There is no spirit or relays. For there to be a movement, should be a dynamic that transforms reality, a potential patterns in a real culture with trends, events, places dedicated etc. in all cases, community spirit is in our opinion essential quality that all this will be built.
[SC]: Do you think digital fabrication technologies are really capable to offer tangible opportunities for African makers to create new ventures and create sustainable growth?
[SKA] Yes for sublimate a culture of resourcefulness that already exists … And because digital fabrication democratizes manufacturing capacity; so this is a device par excellence and African economic urban society is largely informal.
[SC]: You guys work a lot with e-waste and – as It’s possible to see in your website – you not only create a – now famous – 3d printer but also make other uses of these pieces of materials.
The first time I saw your 3Dprinter operating out of computer e-waste I was pretty astonished because one doesn’t realize how much richness is still available in these objects. Can you tell us more of your approach to reuse of electronic waste and what’s the significance of this?
[SKA] Everything we do is guided by the LowHighTech specifications . One of the features is to develop technological projects very advanced but with modest and resources close to us.
As electronic waste is unfortunately practically a “local” material now in Africa, with the proliferation of computer garbage, we are naturally led to much use. It is also a way of resilience and ecology.

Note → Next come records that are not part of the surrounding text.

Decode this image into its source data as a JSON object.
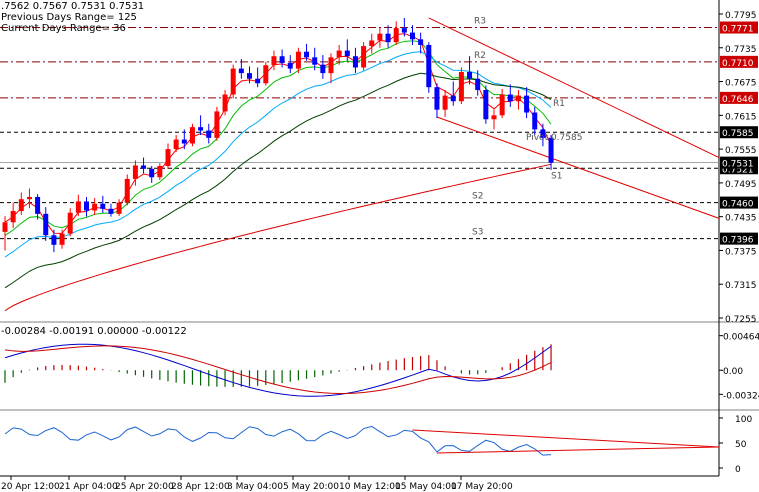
{
  "header": {
    "ohlc": ".7562 0.7567 0.7531 0.7531",
    "previous_range": "Previous Days Range= 125",
    "current_range": "Current Days Range= 36"
  },
  "macd_header": "-0.00284 -0.00191 0.00000 -0.00122",
  "pivot_label": "Pivot 0.7585",
  "colors": {
    "background": "#ffffff",
    "grid": "#000000",
    "bull": "#ff0000",
    "bear": "#0000ff",
    "ema_fast": "#ff0000",
    "ema_mid": "#00c000",
    "ema_slow": "#00aaff",
    "ema_long": "#004000",
    "ema_200": "#dd0000",
    "level_box": "#cc0000",
    "pivot_box": "#000000"
  },
  "chart_data": [
    {
      "type": "candlestick",
      "title": "",
      "ylim": [
        0.7255,
        0.7805
      ],
      "price_ticks": [
        "0.7795",
        "0.7735",
        "0.7675",
        "0.7615",
        "0.7555",
        "0.7495",
        "0.7435",
        "0.7375",
        "0.7315",
        "0.7255"
      ],
      "time_ticks": [
        "20 Apr 12:00",
        "21 Apr 04:00",
        "25 Apr 20:00",
        "28 Apr 12:00",
        "3 May 04:00",
        "5 May 20:00",
        "10 May 12:00",
        "15 May 04:00",
        "17 May 20:00"
      ],
      "levels": [
        {
          "name": "R3",
          "value": 0.7771,
          "label_box": "0.7771",
          "style": "level"
        },
        {
          "name": "R2",
          "value": 0.771,
          "label_box": "0.7710",
          "style": "level"
        },
        {
          "name": "R1",
          "value": 0.7646,
          "label_box": "0.7646",
          "style": "level"
        },
        {
          "name": "Pivot",
          "value": 0.7585,
          "label_box": "0.7585",
          "style": "pivot"
        },
        {
          "name": "S1",
          "value": 0.7521,
          "label_box": "0.7521",
          "style": "pivot"
        },
        {
          "name": "S2",
          "value": 0.746,
          "label_box": "0.7460",
          "style": "pivot"
        },
        {
          "name": "S3",
          "value": 0.7396,
          "label_box": "0.7396",
          "style": "pivot"
        }
      ],
      "current_price_box": "0.7531",
      "candles": [
        [
          0.7408,
          0.7436,
          0.7375,
          0.7425
        ],
        [
          0.7425,
          0.746,
          0.7415,
          0.7445
        ],
        [
          0.7445,
          0.7478,
          0.7438,
          0.7466
        ],
        [
          0.7466,
          0.7485,
          0.745,
          0.747
        ],
        [
          0.747,
          0.7475,
          0.743,
          0.744
        ],
        [
          0.744,
          0.7452,
          0.7392,
          0.7402
        ],
        [
          0.7402,
          0.7412,
          0.7372,
          0.7385
        ],
        [
          0.7385,
          0.7412,
          0.7378,
          0.7405
        ],
        [
          0.7405,
          0.745,
          0.74,
          0.7442
        ],
        [
          0.7442,
          0.7474,
          0.7436,
          0.7462
        ],
        [
          0.7462,
          0.747,
          0.7435,
          0.7446
        ],
        [
          0.7446,
          0.7468,
          0.7438,
          0.7458
        ],
        [
          0.7458,
          0.7472,
          0.7442,
          0.7449
        ],
        [
          0.7449,
          0.7458,
          0.7435,
          0.744
        ],
        [
          0.744,
          0.7466,
          0.7436,
          0.746
        ],
        [
          0.746,
          0.751,
          0.7455,
          0.7502
        ],
        [
          0.7502,
          0.7535,
          0.749,
          0.7526
        ],
        [
          0.7526,
          0.754,
          0.7512,
          0.752
        ],
        [
          0.752,
          0.7525,
          0.7495,
          0.7505
        ],
        [
          0.7505,
          0.753,
          0.75,
          0.7525
        ],
        [
          0.7525,
          0.7565,
          0.752,
          0.7555
        ],
        [
          0.7555,
          0.758,
          0.755,
          0.7572
        ],
        [
          0.7572,
          0.759,
          0.7555,
          0.7565
        ],
        [
          0.7565,
          0.76,
          0.756,
          0.7594
        ],
        [
          0.7594,
          0.7615,
          0.758,
          0.7588
        ],
        [
          0.7588,
          0.76,
          0.7565,
          0.7575
        ],
        [
          0.7575,
          0.763,
          0.757,
          0.7622
        ],
        [
          0.7622,
          0.766,
          0.7615,
          0.7652
        ],
        [
          0.7652,
          0.7705,
          0.7645,
          0.7698
        ],
        [
          0.7698,
          0.7715,
          0.768,
          0.769
        ],
        [
          0.769,
          0.7702,
          0.7672,
          0.768
        ],
        [
          0.768,
          0.77,
          0.7665,
          0.7672
        ],
        [
          0.7672,
          0.771,
          0.7668,
          0.7704
        ],
        [
          0.7704,
          0.773,
          0.7695,
          0.772
        ],
        [
          0.772,
          0.7732,
          0.77,
          0.7708
        ],
        [
          0.7708,
          0.7722,
          0.769,
          0.7698
        ],
        [
          0.7698,
          0.7735,
          0.769,
          0.7728
        ],
        [
          0.7728,
          0.7742,
          0.7712,
          0.7718
        ],
        [
          0.7718,
          0.7735,
          0.7695,
          0.7705
        ],
        [
          0.7705,
          0.7722,
          0.768,
          0.769
        ],
        [
          0.769,
          0.7725,
          0.7672,
          0.7718
        ],
        [
          0.7718,
          0.774,
          0.7705,
          0.773
        ],
        [
          0.773,
          0.775,
          0.7712,
          0.772
        ],
        [
          0.772,
          0.7735,
          0.769,
          0.77
        ],
        [
          0.77,
          0.7745,
          0.7695,
          0.7738
        ],
        [
          0.7738,
          0.776,
          0.7725,
          0.7748
        ],
        [
          0.7748,
          0.777,
          0.7735,
          0.776
        ],
        [
          0.776,
          0.7775,
          0.7735,
          0.7745
        ],
        [
          0.7745,
          0.7782,
          0.774,
          0.777
        ],
        [
          0.777,
          0.7788,
          0.7755,
          0.7762
        ],
        [
          0.7762,
          0.7775,
          0.774,
          0.775
        ],
        [
          0.775,
          0.7762,
          0.7725,
          0.774
        ],
        [
          0.774,
          0.7745,
          0.7655,
          0.7665
        ],
        [
          0.7665,
          0.7672,
          0.761,
          0.7625
        ],
        [
          0.7625,
          0.766,
          0.7612,
          0.765
        ],
        [
          0.765,
          0.7675,
          0.7632,
          0.764
        ],
        [
          0.764,
          0.77,
          0.7635,
          0.7692
        ],
        [
          0.7692,
          0.772,
          0.767,
          0.768
        ],
        [
          0.768,
          0.7695,
          0.765,
          0.766
        ],
        [
          0.766,
          0.7668,
          0.76,
          0.7608
        ],
        [
          0.7608,
          0.7625,
          0.759,
          0.7615
        ],
        [
          0.7615,
          0.7662,
          0.761,
          0.7652
        ],
        [
          0.7652,
          0.767,
          0.763,
          0.764
        ],
        [
          0.764,
          0.766,
          0.7625,
          0.765
        ],
        [
          0.765,
          0.7665,
          0.761,
          0.762
        ],
        [
          0.762,
          0.763,
          0.758,
          0.759
        ],
        [
          0.759,
          0.76,
          0.756,
          0.7575
        ],
        [
          0.7575,
          0.758,
          0.7518,
          0.7531
        ]
      ]
    },
    {
      "type": "histogram",
      "title": "",
      "ylim": [
        -0.004,
        0.005
      ],
      "ticks": [
        "0.00464",
        "0.00",
        "-0.00324"
      ]
    },
    {
      "type": "line",
      "title": "",
      "ylim": [
        0,
        100
      ],
      "ticks": [
        "100",
        "50",
        "0"
      ]
    }
  ]
}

What is more exciting for us is the fact of from little things or anything that seems to no longer serve much or even that could encumber, bringing change and help development occur. It is a culture that African cities have naturally in the resourcefulness system; but we could systematize it as a future policy. It’s a bit the way opened up by the experimentation LowHighTech … Hopefully policy makers will see.
[SC]: How do you plan to move forward on top of your recently gained Fab award? What are your future plans especially related to W.Afate project.

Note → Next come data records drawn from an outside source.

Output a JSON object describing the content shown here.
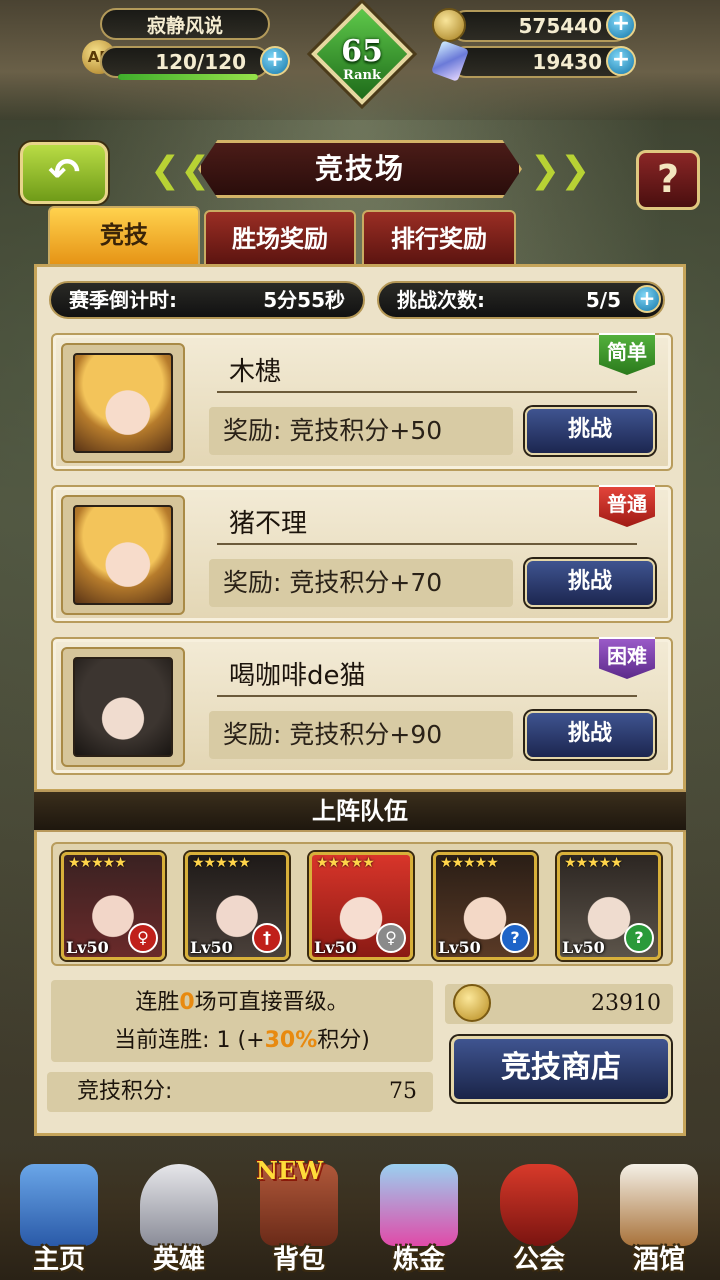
{
  "player": {
    "name": "寂静风说",
    "ap_icon_text": "AP",
    "ap": "120/120",
    "ap_fraction": 1.0,
    "gold": "575440",
    "gems": "19430",
    "rank_number": "65",
    "rank_label": "Rank"
  },
  "header": {
    "title": "竞技场",
    "back_glyph": "↶",
    "help_glyph": "?"
  },
  "tabs": [
    {
      "label": "竞技",
      "active": true
    },
    {
      "label": "胜场奖励",
      "active": false
    },
    {
      "label": "排行奖励",
      "active": false
    }
  ],
  "season": {
    "label": "赛季倒计时:",
    "value": "5分55秒"
  },
  "tries": {
    "label": "挑战次数:",
    "value": "5/5"
  },
  "opponents": [
    {
      "name": "木槵",
      "difficulty": "简单",
      "reward": "奖励: 竞技积分+50",
      "button": "挑战"
    },
    {
      "name": "猪不理",
      "difficulty": "普通",
      "reward": "奖励: 竞技积分+70",
      "button": "挑战"
    },
    {
      "name": "喝咖啡de猫",
      "difficulty": "困难",
      "reward": "奖励: 竞技积分+90",
      "button": "挑战"
    }
  ],
  "team": {
    "title": "上阵队伍",
    "heroes": [
      {
        "level": "Lv50",
        "stars": "★★★★★"
      },
      {
        "level": "Lv50",
        "stars": "★★★★★"
      },
      {
        "level": "Lv50",
        "stars": "★★★★★"
      },
      {
        "level": "Lv50",
        "stars": "★★★★★"
      },
      {
        "level": "Lv50",
        "stars": "★★★★★"
      }
    ]
  },
  "streak": {
    "line1_a": "连胜",
    "line1_num": "0",
    "line1_b": "场可直接晋级。",
    "line2_a": "当前连胜: 1 (+",
    "line2_pct": "30%",
    "line2_b": "积分)"
  },
  "arena_points": {
    "label": "竞技积分:",
    "value": "75"
  },
  "arena_coins": "23910",
  "shop_button": "竞技商店",
  "nav": [
    {
      "label": "主页"
    },
    {
      "label": "英雄"
    },
    {
      "label": "背包",
      "tag": "NEW"
    },
    {
      "label": "炼金"
    },
    {
      "label": "公会"
    },
    {
      "label": "酒馆"
    }
  ],
  "colors": {
    "accent_gold": "#d4b468",
    "tab_active": "#f2b22e",
    "tab_inactive": "#7a211a",
    "button_blue": "#2c3c70",
    "easy": "#3f9a2c",
    "normal": "#c8302a",
    "hard": "#7a42aa"
  }
}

[SKA] Just born, the W.Afate ideally embodies the innovation potential of the continent. We work on putting it in every hand with:
- The concrete utopia “Africa Cyber- 3D Print- Cafes” which aims to equip cyber cafe; included among the 10 most innovative African projects at Carrefour Des Possible Abidjan Africa-2013.
- Cycle Study #3DPrinTogo with the success of the Conference “3d Printing and medical applications in Africa”.
- The social program #3DprintEducative which aims to bring 3D printing in education and whose pilot was launched today involving a dozen college kids.
The deployment of these program is a comprehensive strategy which aims to popularize and mainstream 3D printing with African populations, with the goal of making the Lomé city in the world with the highest penetration rate in terms of knowledge of the technology. This technology must be known and understood by the greatest number.
The obvious challenge is, in the wake of the W.Afate exception, to allow to Africa not to miss the train to the “next industrial revolution.”
It is also to create a Local market to W.Afate. ‘W.CORP, the StartUp prototyped in stride to serve this ambition by WoeLab community, was targeted by the Togolese government in the 9 best business plans at the last Forum of Young Entrepreneurs.
With this several original social programs already driven (# 3DprinTogo Conferences; 3Dprint- Cyber- Cafes ; 3DprintEducative;. Etc) we would like to put W.Afate now at the heart of what, with #LowHighTech, seems a real vision of development for Africa.
For WoeLab overall, the challenge is to make sustainable the project still now dependent on L’Africaine d’architecture for funding. In this sense our servicing business incubation program is very important.